"We are breaking new ground. We are pulling it all together in a location that was once a hub of activity in Manistee County and we're adding elements that people are yearning for: sustainability; organic, safe food; a simpler life and reconnecting with the land," he said.

The proposed development is located on the former railroad stop known as Douglas Station.

Douglas Valley will emphasize the terroir-the "place" in wine language- the land and weather that characterize the fruit grown there. Clean Lake Michigan air, freezing winters and warm summers not only add charm and diversity to the living environment, but richness to the soil-and of course the wine. Sustainable, organic and biodynamic methods will enhance the life of the soil. Vines and trees will depend exclusively on the soil's natural flora and fauna, without dependency on chemical additives.

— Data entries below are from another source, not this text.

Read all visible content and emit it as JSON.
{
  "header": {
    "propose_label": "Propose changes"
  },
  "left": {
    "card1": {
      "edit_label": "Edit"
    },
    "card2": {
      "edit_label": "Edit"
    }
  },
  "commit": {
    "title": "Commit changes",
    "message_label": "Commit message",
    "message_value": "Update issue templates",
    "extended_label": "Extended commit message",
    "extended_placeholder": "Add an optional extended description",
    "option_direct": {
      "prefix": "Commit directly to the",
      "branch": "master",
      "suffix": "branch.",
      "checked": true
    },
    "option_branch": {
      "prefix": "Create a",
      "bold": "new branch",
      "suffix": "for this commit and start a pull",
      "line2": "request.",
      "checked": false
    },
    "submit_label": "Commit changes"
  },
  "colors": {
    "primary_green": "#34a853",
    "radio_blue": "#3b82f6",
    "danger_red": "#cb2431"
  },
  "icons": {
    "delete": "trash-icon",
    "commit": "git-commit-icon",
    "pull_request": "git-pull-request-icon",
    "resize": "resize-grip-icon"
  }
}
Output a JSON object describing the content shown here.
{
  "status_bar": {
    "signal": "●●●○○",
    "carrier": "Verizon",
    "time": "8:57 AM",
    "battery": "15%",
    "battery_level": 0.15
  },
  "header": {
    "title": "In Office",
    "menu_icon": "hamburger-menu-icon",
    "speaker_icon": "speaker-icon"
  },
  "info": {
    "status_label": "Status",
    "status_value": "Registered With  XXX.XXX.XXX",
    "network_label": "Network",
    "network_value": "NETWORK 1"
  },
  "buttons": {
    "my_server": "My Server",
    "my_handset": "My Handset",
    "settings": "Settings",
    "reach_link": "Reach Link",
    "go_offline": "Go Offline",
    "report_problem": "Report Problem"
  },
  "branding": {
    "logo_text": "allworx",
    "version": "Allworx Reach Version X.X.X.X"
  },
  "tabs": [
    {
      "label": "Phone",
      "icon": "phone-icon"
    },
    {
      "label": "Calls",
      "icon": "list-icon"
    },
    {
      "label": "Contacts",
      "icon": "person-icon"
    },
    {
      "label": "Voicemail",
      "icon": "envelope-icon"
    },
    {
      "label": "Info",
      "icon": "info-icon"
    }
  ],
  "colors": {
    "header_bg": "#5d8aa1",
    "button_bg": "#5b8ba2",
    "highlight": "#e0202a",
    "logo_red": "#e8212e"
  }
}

Sustainable, green building will also be a key feature in the real estate development and planning of this community.

Unlike early settlers who survived by the white pine, a new kind of pioneer will live and thrive by the fruit tree, or grapevine for that matter. Home plots in Douglas Valley are encircled by vineyards, orchards and farmland with connecting trails to promote pedestrian traffic.

"It will be a very diverse population with single-family smaller homes in the downtown setting, farm estates tucked into the hill sides, and eventually an active senior living facility and attached unit condominiums," said Boomer.

Onsite medical services and regular transportation to local amenities will be available near the senior facility.

Town residents may actively participate by either working on the farms, in the winery, or even operating a retail store in the town square-in essence tasting the product that they helped to create. Harvested grapes and fruits will be used in the production of high quality "Douglas Valley Wine."

The development will construct both a production facility and retail tasting room that will be open to the public.

"New jobs will be created for Manistee County. These will be jobs at living wages and more. From farming to retail, to skilled wine-making positions, Douglas Valley will bring jobs to Manistee County that appeal to young and old alike," said Boomer.

The soil is fruit-producing. And the fruit is profit-producing. Northern Michigan tastes good. The state's wine and grape juice industry contributes more than $789 million to Michigan's economy.

"We need more of it, said David Creighton, promotional agent for the Michigan grape and wine industry council. "We have an ambitious goal to expand the Michigan wine industry in the next 15 years and efforts like this will help us meet that goal."

The growth of the wine industry truly is an important part of the recovery of Michigan's economy.

Although organic wine is the centerpiece of Douglas Valley's savory buffet, as the project matures, an upscale culinary facility will be added that will take advantage of locally-grown fruits and vegetables, local meats and dairy products, and organic baked goods.

"The restaurant will be a destination point unlike any other in the area," said Boomer. "The objective is to provide unique retail businesses that will create a destination that attracts a regional audience while providing viable and needed goods and services to the residents of Douglas Valley."

Second floor apartments, a hardware store, bookstore and spa are also in scope for the town square.

The landscape architecture lends itself to the main square street being closed off periodically for special events such a parades, festivals, and a farmer's market. In the fall, there will be pumpkin and apple picking and hay rides.

In the winter, cross county ski enthusiasts can take advantage of beautiful trails and an outdoor fire pit, pop in for a wine tasting, or stop into the coffee shop for a break. Activities will be planned to attract visitors year-round.

"The beauty of the land inspires me with this project," said Judy Crockett, general manager of marketing and development. "Just walking the hills, looking out at Lake Michigan, seeing the trees in bloom, watching the grape vines begin to grow, and knowing the land is being returned to all its richness is an inspiration." BN